A considerable amount of data now exists on the relationship between metabolism and body size in a wide range of organisms from bacteria and protozoans through to large mammals. Much of this information has been reviewed by Kleiber (1932, 1947), Brody and Procter (1932), Brody (1945), Zeuthen (1947, 1953), Hemmingsen (1950, i960) and Bertalanffy (1957). In general the metabolism has been shown to be proportional to a fractional power of the body weight thus eggs, the larger metazoan poikilotherms and even homoiotherms is proportional to a constant power of the body weight. This factor has been shown to be 0.751 ± 0.015 by Hemmingsen (i960). Superimposed upon this general relationship are variations according to the weight range of the organisms concerned. Thus both Zeuthen (1953) and Hemmingsen (i960) have shown that the value of the constant b for unicellular organisms is approximately 0.7 (Zeuthen, 1953) or 0.751 (Hemmingsen, 1960), whilst that for small metazoans is 0.95 (Zeuthen, 1953) or 1.0 (Hemmingsen, 1960). Finally, the slope of the line relating the metabolism to body size in larger metazoans is 075 (Zeuthen, 1953) or 0.751 (Hemmingsen, 1960). That is, the value for b — 1 in equation (2) is likely to be between -0.3 and -0.249 in unicellular organisms; 0 and -0.05 in small metazoans and approximately -0.249 in larger metazoans.
Despite this apparently fundamental relationship between metabolism and body size, there are many instances where for a particular species the relationship may not apply.
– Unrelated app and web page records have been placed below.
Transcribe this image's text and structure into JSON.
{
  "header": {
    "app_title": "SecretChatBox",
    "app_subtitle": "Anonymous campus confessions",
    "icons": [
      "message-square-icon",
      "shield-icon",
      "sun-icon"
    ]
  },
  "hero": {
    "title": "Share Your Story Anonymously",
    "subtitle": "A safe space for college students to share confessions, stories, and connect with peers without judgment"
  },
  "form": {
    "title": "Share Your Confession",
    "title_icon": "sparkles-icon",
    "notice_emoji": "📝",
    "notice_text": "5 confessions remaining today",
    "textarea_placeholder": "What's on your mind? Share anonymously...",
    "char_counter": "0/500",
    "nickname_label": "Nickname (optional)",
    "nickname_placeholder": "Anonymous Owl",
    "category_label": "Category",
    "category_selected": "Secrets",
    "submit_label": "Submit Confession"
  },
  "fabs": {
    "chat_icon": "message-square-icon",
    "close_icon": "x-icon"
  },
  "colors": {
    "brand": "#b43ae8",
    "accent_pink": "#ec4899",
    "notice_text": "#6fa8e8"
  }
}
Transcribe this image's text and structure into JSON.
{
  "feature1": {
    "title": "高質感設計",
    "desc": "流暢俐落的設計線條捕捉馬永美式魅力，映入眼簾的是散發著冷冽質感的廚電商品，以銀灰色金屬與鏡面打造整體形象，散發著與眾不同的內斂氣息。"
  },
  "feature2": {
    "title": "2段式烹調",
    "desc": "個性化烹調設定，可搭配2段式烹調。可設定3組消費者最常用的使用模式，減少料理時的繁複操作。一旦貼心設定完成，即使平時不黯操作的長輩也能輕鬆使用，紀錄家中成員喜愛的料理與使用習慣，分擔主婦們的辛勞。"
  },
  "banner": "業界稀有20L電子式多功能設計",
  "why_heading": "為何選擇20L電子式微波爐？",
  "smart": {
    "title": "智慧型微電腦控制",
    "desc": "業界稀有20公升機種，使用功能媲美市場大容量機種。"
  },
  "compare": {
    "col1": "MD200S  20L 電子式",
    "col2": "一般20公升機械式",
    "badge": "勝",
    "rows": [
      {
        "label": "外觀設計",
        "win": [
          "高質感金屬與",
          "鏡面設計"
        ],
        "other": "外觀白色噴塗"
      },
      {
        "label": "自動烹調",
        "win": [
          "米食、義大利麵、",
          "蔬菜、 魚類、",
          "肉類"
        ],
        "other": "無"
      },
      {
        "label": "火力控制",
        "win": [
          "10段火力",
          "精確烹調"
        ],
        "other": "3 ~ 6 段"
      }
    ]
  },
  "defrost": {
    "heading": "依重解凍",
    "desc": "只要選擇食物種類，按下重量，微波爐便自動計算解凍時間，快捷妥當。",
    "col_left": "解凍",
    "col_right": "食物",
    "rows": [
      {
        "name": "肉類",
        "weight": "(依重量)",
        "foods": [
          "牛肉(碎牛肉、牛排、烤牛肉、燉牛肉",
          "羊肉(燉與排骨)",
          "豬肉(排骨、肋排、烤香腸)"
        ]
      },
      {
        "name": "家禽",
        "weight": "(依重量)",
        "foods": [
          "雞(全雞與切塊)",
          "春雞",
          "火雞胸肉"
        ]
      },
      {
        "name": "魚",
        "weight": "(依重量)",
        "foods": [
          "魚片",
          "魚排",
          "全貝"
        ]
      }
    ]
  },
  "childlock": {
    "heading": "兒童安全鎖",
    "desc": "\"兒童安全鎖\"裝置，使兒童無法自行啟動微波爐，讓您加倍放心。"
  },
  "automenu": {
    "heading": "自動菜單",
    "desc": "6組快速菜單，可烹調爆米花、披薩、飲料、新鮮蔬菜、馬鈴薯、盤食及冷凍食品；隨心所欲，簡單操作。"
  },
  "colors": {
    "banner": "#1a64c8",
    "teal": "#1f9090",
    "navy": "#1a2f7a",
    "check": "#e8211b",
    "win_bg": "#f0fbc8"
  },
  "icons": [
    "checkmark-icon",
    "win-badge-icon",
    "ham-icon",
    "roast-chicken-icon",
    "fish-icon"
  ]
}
Indeed in some species the metabolism may vary in its relationship to body weight according to conditions such as salinity, shore level, experimental temperature and acclimation temperature.